> [Task details]:
Using the listing below, please gather every line containing the word "Commercial".

> [Records supplied]:
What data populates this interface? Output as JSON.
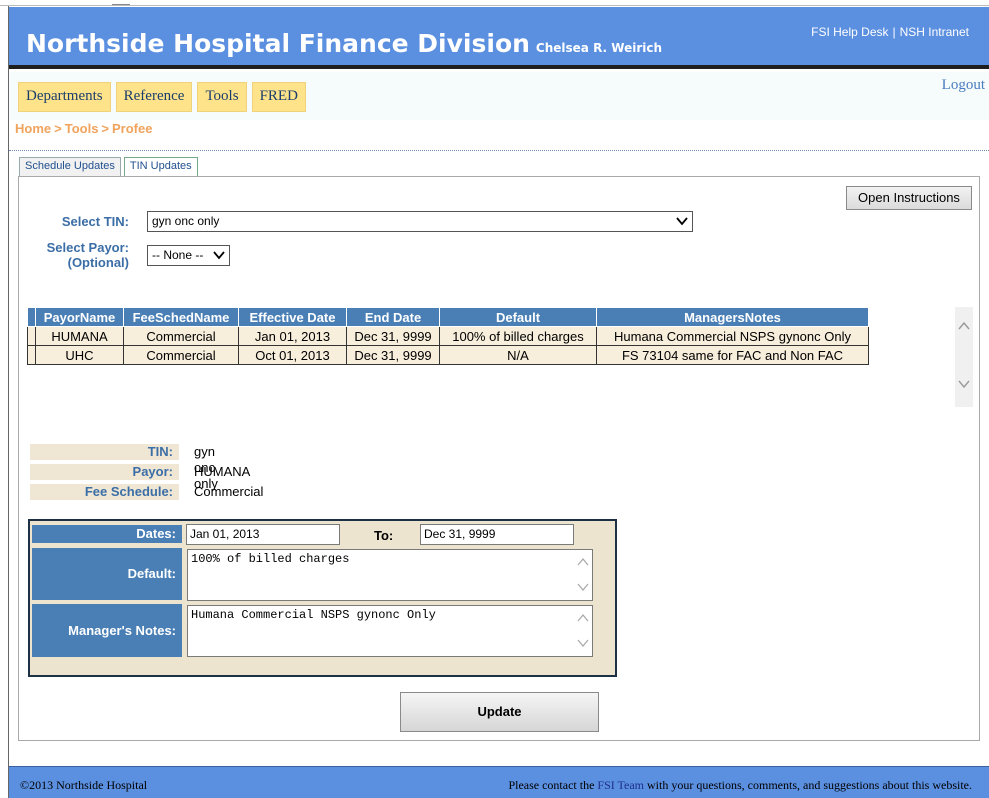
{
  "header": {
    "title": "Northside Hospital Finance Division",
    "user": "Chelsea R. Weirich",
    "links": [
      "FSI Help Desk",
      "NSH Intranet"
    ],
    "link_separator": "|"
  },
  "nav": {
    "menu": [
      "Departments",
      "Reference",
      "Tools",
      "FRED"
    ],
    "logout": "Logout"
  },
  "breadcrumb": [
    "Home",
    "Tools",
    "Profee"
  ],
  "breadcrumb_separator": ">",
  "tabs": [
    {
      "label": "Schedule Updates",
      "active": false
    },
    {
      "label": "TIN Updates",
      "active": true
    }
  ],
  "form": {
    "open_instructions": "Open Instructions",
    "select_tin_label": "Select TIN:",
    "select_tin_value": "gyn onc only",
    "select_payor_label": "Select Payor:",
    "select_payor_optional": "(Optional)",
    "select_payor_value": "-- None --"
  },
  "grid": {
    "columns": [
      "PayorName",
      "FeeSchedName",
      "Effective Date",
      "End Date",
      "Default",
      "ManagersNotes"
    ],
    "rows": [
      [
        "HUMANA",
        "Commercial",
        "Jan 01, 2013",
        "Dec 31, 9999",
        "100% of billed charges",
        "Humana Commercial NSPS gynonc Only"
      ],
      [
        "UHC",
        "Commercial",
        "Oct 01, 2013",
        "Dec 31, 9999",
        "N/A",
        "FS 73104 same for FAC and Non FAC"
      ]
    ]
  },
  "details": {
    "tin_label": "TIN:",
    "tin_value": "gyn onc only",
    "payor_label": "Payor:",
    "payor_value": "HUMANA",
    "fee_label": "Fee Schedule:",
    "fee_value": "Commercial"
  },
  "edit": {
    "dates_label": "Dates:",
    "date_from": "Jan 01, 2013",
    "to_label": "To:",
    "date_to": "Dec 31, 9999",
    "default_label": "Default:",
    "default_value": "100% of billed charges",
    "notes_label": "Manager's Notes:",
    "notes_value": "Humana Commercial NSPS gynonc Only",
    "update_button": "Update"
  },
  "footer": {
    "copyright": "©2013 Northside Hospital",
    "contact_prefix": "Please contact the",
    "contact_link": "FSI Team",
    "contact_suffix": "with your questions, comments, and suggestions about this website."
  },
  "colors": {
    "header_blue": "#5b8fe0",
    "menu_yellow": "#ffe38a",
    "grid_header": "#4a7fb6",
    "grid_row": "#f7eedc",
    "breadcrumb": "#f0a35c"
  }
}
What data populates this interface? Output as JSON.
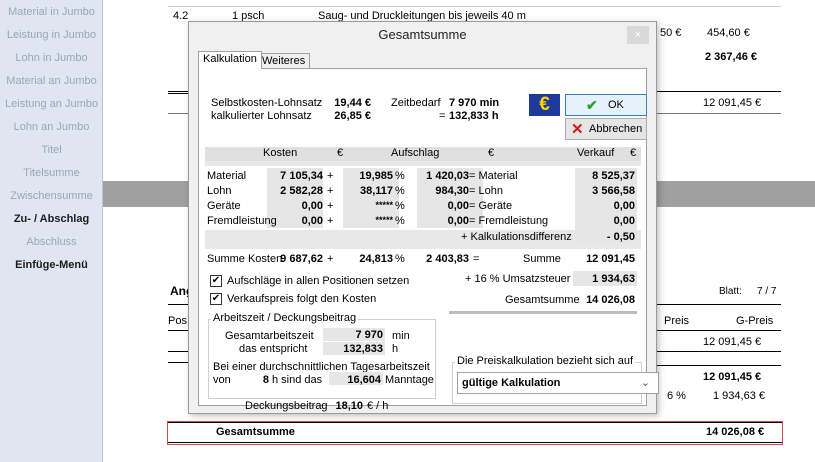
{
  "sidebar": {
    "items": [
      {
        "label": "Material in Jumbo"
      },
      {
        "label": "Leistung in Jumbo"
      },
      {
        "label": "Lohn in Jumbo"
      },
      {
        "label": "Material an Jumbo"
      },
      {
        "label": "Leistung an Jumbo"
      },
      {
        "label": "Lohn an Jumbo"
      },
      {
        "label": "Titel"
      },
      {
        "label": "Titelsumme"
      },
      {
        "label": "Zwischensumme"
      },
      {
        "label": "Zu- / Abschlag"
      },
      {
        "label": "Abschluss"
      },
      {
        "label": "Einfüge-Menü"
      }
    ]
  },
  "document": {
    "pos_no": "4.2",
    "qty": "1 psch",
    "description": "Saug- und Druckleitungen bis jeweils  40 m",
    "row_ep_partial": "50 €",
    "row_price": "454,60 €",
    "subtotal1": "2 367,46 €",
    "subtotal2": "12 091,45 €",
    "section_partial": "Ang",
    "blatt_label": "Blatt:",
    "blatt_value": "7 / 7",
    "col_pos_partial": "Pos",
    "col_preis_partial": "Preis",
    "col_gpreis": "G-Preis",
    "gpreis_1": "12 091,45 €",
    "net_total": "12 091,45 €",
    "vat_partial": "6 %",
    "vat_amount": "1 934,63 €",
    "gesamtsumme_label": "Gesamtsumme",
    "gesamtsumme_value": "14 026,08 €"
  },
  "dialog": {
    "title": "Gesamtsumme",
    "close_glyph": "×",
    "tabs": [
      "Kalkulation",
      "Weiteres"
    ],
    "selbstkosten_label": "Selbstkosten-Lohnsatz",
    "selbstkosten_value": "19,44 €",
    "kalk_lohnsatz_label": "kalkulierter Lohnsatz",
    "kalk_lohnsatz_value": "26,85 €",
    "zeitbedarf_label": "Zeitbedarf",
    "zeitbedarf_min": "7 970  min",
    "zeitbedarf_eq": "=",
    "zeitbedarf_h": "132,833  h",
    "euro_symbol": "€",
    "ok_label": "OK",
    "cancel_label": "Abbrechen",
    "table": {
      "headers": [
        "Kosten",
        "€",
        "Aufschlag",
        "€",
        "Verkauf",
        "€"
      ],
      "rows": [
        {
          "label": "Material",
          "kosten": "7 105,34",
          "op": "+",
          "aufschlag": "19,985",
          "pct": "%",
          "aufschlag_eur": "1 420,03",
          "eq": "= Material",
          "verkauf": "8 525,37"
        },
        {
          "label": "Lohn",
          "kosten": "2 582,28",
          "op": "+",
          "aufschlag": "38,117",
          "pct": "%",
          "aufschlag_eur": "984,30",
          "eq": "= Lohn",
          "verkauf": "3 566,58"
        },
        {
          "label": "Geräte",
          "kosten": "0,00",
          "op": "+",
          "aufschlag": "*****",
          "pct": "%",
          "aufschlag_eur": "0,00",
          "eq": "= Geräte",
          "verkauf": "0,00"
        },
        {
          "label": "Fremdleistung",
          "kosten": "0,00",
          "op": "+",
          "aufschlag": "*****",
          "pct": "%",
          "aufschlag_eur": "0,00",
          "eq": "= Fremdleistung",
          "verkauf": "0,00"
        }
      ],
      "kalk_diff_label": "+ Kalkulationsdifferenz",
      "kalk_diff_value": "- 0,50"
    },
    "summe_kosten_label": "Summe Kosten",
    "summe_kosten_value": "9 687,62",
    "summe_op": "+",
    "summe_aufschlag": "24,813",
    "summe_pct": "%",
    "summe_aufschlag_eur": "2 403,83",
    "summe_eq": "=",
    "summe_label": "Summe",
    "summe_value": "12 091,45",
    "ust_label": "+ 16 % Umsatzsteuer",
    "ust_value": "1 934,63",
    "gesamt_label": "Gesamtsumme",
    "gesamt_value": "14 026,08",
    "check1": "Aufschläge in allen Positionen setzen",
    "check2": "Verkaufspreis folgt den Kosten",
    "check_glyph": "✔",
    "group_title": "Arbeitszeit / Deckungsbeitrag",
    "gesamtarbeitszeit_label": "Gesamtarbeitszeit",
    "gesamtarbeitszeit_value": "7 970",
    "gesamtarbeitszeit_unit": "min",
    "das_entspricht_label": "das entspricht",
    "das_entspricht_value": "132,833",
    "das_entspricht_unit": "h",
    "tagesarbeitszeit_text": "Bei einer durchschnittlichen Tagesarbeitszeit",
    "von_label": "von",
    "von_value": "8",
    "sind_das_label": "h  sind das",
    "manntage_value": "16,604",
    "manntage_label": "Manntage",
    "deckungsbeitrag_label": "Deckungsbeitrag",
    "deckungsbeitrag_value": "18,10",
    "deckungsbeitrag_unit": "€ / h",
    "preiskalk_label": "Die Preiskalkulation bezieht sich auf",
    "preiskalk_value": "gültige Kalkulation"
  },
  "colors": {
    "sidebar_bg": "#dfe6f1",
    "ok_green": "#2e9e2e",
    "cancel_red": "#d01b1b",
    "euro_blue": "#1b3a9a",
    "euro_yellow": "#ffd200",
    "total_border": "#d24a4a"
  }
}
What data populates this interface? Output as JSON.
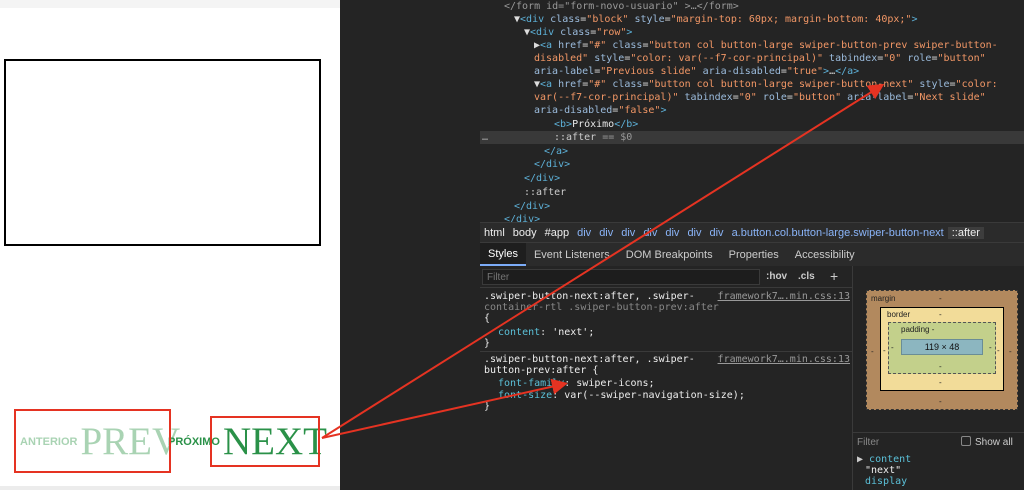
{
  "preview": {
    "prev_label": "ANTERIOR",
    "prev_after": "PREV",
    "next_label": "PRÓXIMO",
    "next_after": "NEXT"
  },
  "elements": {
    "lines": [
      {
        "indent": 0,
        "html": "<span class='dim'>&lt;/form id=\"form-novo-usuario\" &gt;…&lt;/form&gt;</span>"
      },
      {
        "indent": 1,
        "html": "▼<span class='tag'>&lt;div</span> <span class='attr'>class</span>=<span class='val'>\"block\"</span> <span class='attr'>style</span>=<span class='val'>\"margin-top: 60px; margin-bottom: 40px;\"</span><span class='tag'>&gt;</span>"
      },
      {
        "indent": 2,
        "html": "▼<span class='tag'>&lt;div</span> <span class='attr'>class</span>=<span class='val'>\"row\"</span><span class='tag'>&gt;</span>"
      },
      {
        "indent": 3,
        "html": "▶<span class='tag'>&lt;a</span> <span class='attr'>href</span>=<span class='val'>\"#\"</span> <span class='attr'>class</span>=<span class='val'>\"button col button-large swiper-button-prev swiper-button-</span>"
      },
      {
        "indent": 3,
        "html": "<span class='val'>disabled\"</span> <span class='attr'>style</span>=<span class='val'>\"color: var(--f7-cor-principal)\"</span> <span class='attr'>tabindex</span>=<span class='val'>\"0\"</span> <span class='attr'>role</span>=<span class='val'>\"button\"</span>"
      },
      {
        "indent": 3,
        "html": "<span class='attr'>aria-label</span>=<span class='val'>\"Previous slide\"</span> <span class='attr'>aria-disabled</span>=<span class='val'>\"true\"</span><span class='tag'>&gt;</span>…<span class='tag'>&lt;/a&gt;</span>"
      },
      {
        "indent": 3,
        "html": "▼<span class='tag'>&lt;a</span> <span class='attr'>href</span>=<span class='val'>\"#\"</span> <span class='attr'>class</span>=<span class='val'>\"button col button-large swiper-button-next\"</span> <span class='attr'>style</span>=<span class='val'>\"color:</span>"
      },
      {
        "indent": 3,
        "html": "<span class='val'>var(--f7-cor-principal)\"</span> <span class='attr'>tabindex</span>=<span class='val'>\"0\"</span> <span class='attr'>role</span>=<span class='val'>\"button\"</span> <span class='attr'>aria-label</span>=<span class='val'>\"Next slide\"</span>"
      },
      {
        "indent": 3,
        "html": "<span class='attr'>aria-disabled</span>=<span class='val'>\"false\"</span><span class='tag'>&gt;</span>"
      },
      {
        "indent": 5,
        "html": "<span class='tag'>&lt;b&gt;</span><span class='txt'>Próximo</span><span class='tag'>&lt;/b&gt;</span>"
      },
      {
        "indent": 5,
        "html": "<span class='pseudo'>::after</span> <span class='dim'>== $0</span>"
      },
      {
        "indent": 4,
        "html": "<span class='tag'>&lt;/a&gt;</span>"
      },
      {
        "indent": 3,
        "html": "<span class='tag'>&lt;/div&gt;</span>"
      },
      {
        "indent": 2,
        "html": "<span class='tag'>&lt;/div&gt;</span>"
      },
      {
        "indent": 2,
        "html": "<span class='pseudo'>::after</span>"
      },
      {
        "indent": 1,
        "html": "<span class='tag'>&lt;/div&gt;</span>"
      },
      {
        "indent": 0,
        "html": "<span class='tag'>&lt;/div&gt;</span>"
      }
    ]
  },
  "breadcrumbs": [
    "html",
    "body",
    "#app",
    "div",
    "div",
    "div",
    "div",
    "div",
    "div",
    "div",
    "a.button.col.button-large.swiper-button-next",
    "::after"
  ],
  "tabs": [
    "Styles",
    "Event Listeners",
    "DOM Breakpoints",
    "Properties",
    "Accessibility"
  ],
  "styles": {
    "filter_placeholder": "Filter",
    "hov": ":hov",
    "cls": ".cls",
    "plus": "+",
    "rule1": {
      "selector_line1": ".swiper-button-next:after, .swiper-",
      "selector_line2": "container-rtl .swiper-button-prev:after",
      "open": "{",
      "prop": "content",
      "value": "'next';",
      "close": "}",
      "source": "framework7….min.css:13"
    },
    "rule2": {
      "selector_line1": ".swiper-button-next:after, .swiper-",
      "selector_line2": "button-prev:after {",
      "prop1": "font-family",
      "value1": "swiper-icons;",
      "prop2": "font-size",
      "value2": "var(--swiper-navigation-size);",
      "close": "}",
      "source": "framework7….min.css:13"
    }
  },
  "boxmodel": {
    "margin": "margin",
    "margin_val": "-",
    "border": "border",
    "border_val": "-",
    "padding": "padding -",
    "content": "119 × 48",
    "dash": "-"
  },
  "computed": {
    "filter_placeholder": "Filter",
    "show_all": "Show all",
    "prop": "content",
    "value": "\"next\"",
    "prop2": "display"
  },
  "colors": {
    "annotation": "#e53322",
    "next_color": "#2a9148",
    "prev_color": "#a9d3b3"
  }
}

> [Exercise answer]:
        "Commercial",
        "Humana Commercial NSPS gynonc Only"
        "Commercial",
    "fee_value": "Commercial"
    "notes_value": "Humana Commercial NSPS gynonc Only",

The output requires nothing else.